The Definition of Benevolent Sexism
This is most obvious with dogmatic feminist concepts like “benevolent sexism.” They attempt to paint themselves as victims even when the situation is the exact opposite: One where women receive privilege.
If they truly cared about gender equality, feminists would address stereotypes that provide privileges and disadvantages for both genders rather than trying to cover up their own privilege with methods that any objective party can see are totally convoluted and hypocritical.
Benevolent sexism, sometimes called “ambivalent sexism” is sexism against men rebranded as sexism against women.
You’d think this would be impossible, but you underestimate the ability of feminist zealots to invent newspeak concepts to manipulate the truth. Basically, “benevolent sexism” refers to positive stereotypes and privileged positions for women.
A famous example is the women-are-wonderful effect. This is a phenomenon discovered by multiple studies and researchers where people readily assign positive moral attributes like “good” and “happy” to women and negative attributes like “bad” and “trouble” with men.
The fact that society sees women in a more positive moral light actually causes a lot of problems for men. It gets men 63% longer prison sentences for the same crime because judges are more likely to view men as hardened criminals, but women victims of circumstance.

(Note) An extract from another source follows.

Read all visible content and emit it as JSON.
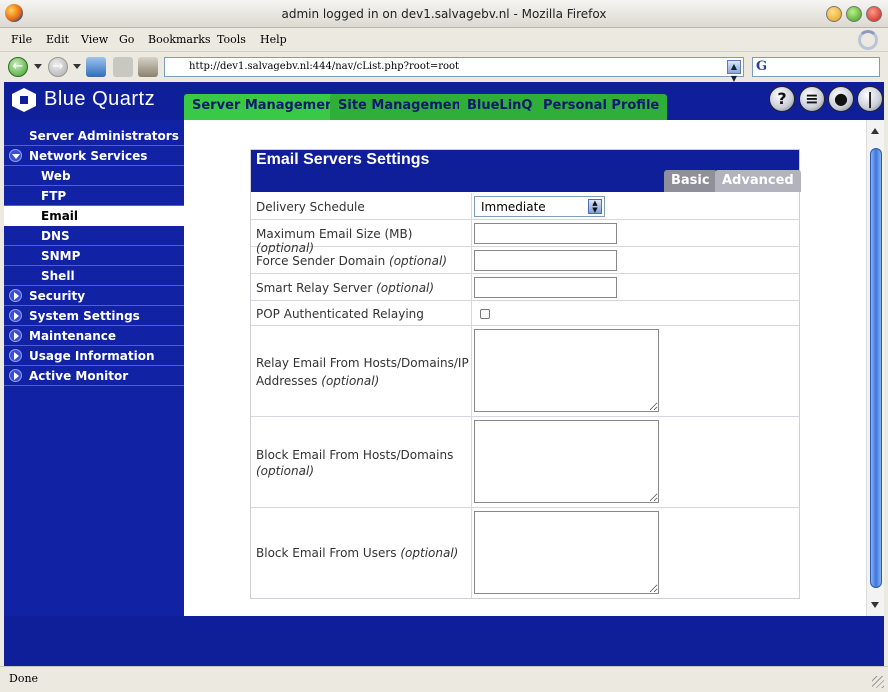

It also results in men winning custody of their children just 10% of the time because they’re automatically seen as less loving and nurturing.

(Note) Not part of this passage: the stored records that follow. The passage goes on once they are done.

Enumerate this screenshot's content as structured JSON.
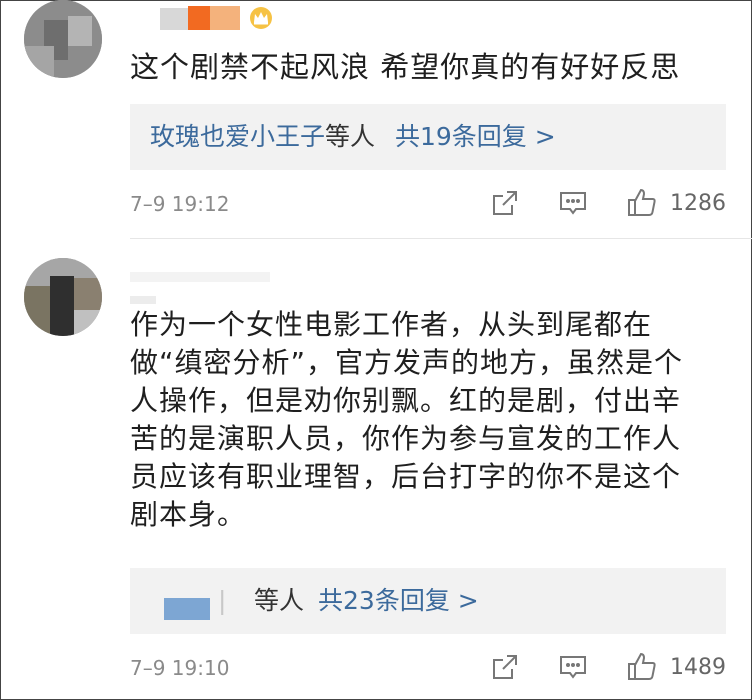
{
  "comments": [
    {
      "text": "这个剧禁不起风浪 希望你真的有好好反思",
      "reply_first_user": "玫瑰也爱小王子",
      "reply_etc": "等人",
      "reply_count_text": "共19条回复 >",
      "time": "7–9 19:12",
      "likes": "1286"
    },
    {
      "text": "作为一个女性电影工作者，从头到尾都在做“缜密分析”，官方发声的地方，虽然是个人操作，但是劝你别飘。红的是剧，付出辛苦的是演职人员，你作为参与宣发的工作人员应该有职业理智，后台打字的你不是这个剧本身。",
      "reply_etc": "等人",
      "reply_count_text": "共23条回复 >",
      "time": "7–9 19:10",
      "likes": "1489"
    }
  ],
  "icons": {
    "share": "share-icon",
    "comment": "comment-icon",
    "like": "thumbs-up-icon",
    "vip": "crown-icon"
  },
  "colors": {
    "link": "#3c6a9c",
    "meta": "#8a8a8a",
    "reply_bg": "#f2f2f2",
    "crown": "#f0a020"
  }
}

Quite often, the exact opposite is true, meaning the custody decision is not only detrimental to the father but the children as well.
Nevertheless, feminist scholars and activists conveniently gloss over the major examples of discrimination against men caused by this gender stereotype. Instead, they call the women-are-wonderful effect an example of benevolent sexism against women.

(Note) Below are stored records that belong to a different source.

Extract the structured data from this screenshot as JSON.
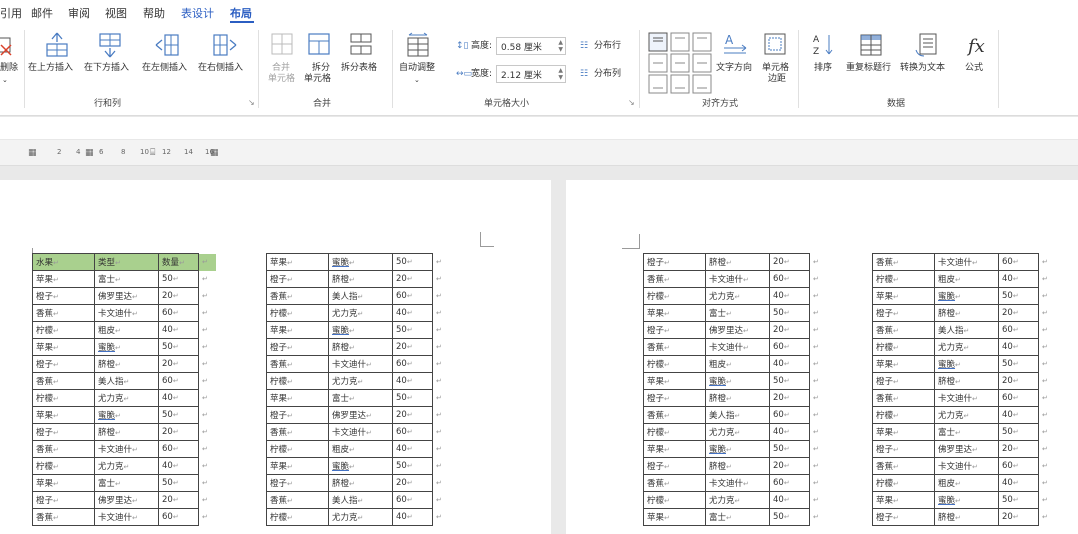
{
  "menu": {
    "items": [
      "引用",
      "邮件",
      "审阅",
      "视图",
      "帮助",
      "表设计",
      "布局"
    ],
    "accent_item": "表设计",
    "active_item": "布局"
  },
  "ribbon": {
    "partial_button": "删除",
    "rows_cols": {
      "insert_above": "在上方插入",
      "insert_below": "在下方插入",
      "insert_left": "在左侧插入",
      "insert_right": "在右侧插入",
      "group_label": "行和列"
    },
    "merge": {
      "merge_cells_line1": "合并",
      "merge_cells_line2": "单元格",
      "split_cells_line1": "拆分",
      "split_cells_line2": "单元格",
      "split_table": "拆分表格",
      "group_label": "合并"
    },
    "cell_size": {
      "autofit": "自动调整",
      "height_label": "高度:",
      "height_value": "0.58 厘米",
      "width_label": "宽度:",
      "width_value": "2.12 厘米",
      "distribute_rows": "分布行",
      "distribute_cols": "分布列",
      "group_label": "单元格大小"
    },
    "alignment": {
      "text_direction": "文字方向",
      "cell_margins_line1": "单元格",
      "cell_margins_line2": "边距",
      "group_label": "对齐方式"
    },
    "data": {
      "sort": "排序",
      "repeat_header": "重复标题行",
      "convert_to_text": "转换为文本",
      "formula": "公式",
      "group_label": "数据"
    }
  },
  "ruler": {
    "marks": [
      "2",
      "4",
      "6",
      "8",
      "10",
      "12",
      "14",
      "16"
    ]
  },
  "tables": {
    "t1": {
      "header": [
        "水果",
        "类型",
        "数量"
      ],
      "rows": [
        [
          "苹果",
          "富士",
          "50"
        ],
        [
          "橙子",
          "佛罗里达",
          "20"
        ],
        [
          "香蕉",
          "卡文迪什",
          "60"
        ],
        [
          "柠檬",
          "粗皮",
          "40"
        ],
        [
          "苹果",
          "蜜脆",
          "50"
        ],
        [
          "橙子",
          "脐橙",
          "20"
        ],
        [
          "香蕉",
          "美人指",
          "60"
        ],
        [
          "柠檬",
          "尤力克",
          "40"
        ],
        [
          "苹果",
          "蜜脆",
          "50"
        ],
        [
          "橙子",
          "脐橙",
          "20"
        ],
        [
          "香蕉",
          "卡文迪什",
          "60"
        ],
        [
          "柠檬",
          "尤力克",
          "40"
        ],
        [
          "苹果",
          "富士",
          "50"
        ],
        [
          "橙子",
          "佛罗里达",
          "20"
        ],
        [
          "香蕉",
          "卡文迪什",
          "60"
        ]
      ]
    },
    "t2": {
      "rows": [
        [
          "苹果",
          "蜜脆",
          "50"
        ],
        [
          "橙子",
          "脐橙",
          "20"
        ],
        [
          "香蕉",
          "美人指",
          "60"
        ],
        [
          "柠檬",
          "尤力克",
          "40"
        ],
        [
          "苹果",
          "蜜脆",
          "50"
        ],
        [
          "橙子",
          "脐橙",
          "20"
        ],
        [
          "香蕉",
          "卡文迪什",
          "60"
        ],
        [
          "柠檬",
          "尤力克",
          "40"
        ],
        [
          "苹果",
          "富士",
          "50"
        ],
        [
          "橙子",
          "佛罗里达",
          "20"
        ],
        [
          "香蕉",
          "卡文迪什",
          "60"
        ],
        [
          "柠檬",
          "粗皮",
          "40"
        ],
        [
          "苹果",
          "蜜脆",
          "50"
        ],
        [
          "橙子",
          "脐橙",
          "20"
        ],
        [
          "香蕉",
          "美人指",
          "60"
        ],
        [
          "柠檬",
          "尤力克",
          "40"
        ]
      ]
    },
    "t3": {
      "rows": [
        [
          "橙子",
          "脐橙",
          "20"
        ],
        [
          "香蕉",
          "卡文迪什",
          "60"
        ],
        [
          "柠檬",
          "尤力克",
          "40"
        ],
        [
          "苹果",
          "富士",
          "50"
        ],
        [
          "橙子",
          "佛罗里达",
          "20"
        ],
        [
          "香蕉",
          "卡文迪什",
          "60"
        ],
        [
          "柠檬",
          "粗皮",
          "40"
        ],
        [
          "苹果",
          "蜜脆",
          "50"
        ],
        [
          "橙子",
          "脐橙",
          "20"
        ],
        [
          "香蕉",
          "美人指",
          "60"
        ],
        [
          "柠檬",
          "尤力克",
          "40"
        ],
        [
          "苹果",
          "蜜脆",
          "50"
        ],
        [
          "橙子",
          "脐橙",
          "20"
        ],
        [
          "香蕉",
          "卡文迪什",
          "60"
        ],
        [
          "柠檬",
          "尤力克",
          "40"
        ],
        [
          "苹果",
          "富士",
          "50"
        ]
      ]
    },
    "t4": {
      "rows": [
        [
          "香蕉",
          "卡文迪什",
          "60"
        ],
        [
          "柠檬",
          "粗皮",
          "40"
        ],
        [
          "苹果",
          "蜜脆",
          "50"
        ],
        [
          "橙子",
          "脐橙",
          "20"
        ],
        [
          "香蕉",
          "美人指",
          "60"
        ],
        [
          "柠檬",
          "尤力克",
          "40"
        ],
        [
          "苹果",
          "蜜脆",
          "50"
        ],
        [
          "橙子",
          "脐橙",
          "20"
        ],
        [
          "香蕉",
          "卡文迪什",
          "60"
        ],
        [
          "柠檬",
          "尤力克",
          "40"
        ],
        [
          "苹果",
          "富士",
          "50"
        ],
        [
          "橙子",
          "佛罗里达",
          "20"
        ],
        [
          "香蕉",
          "卡文迪什",
          "60"
        ],
        [
          "柠檬",
          "粗皮",
          "40"
        ],
        [
          "苹果",
          "蜜脆",
          "50"
        ],
        [
          "橙子",
          "脐橙",
          "20"
        ]
      ]
    }
  },
  "marks": {
    "cell_end": "↵"
  },
  "colors": {
    "accent": "#2b5ec2",
    "header_fill": "#a9d08e"
  }
}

The Third Law of Gender Stereotypes
The idea of benevolent sexism overlooks what I like to call “the third law of gender stereotypes.”
That is: For every stereotype there is an equal and opposite stereotype. In other words, a positive stereotype can’t exist for one demographic if a negative demographic doesn’t exist for another. If society views women as more empathetic, it must necessarily view men as less empathetic.
While it’s true that positive gender stereotypes can negatively affect that gender, like the women-are-wonderful effect boxing women into caretaking roles, this hardly seems like it should be the focus.
We could do the same thing with positive male stereotypes. For example, men are stereotyped as physically stronger and mentally tougher than women. This boxes men into doing physically laborious and dangerous jobs.
Yet you’ll never see a feminist decrying this as “benevolent sexism” against men. Instead, they focus on how the negative stereotype of the weaker woman has limited women’s career choices.
A Little Common Sense
This would be like white people claiming that the fact that judges and juries typically give them lesser sentences for the same crime, is actually a form of benevolent racism against whites because it boxes them into being expected to be more law-abiding.
You would logically see this as absurd, but claiming positive stereotypes for women are actually examples of discrimination against them is no different.
Let’s have a little common sense. Benevolent sexism is just a way to explain away female privilege and ignore sexism against men.
If feminists really cared about gender equality, they’d address examples of sexism against men for what they really are. Not only would this provide more opportunities for and help prevent discrimination against men, it would better serve feminists’ purported purposes too. They’d certainly look far less hypocritical.
Including Mens’ Issues Forms a United Front Against Sexism
By including men and addressing their problems, they would create a united front and also help eliminate the unpleasant side effects that “benevolent sexism” has caused women as well.
I have yet to see this happen. Instead, the feminist dogma and narrative of oppressive men and victimized women always wins out.
I do believe, however, that if we start speaking clearly and telling the truth, this dogma cannot survive. That’s why I’ll be the first to say that “benevolent sexism” does not exist, but sexism against men does.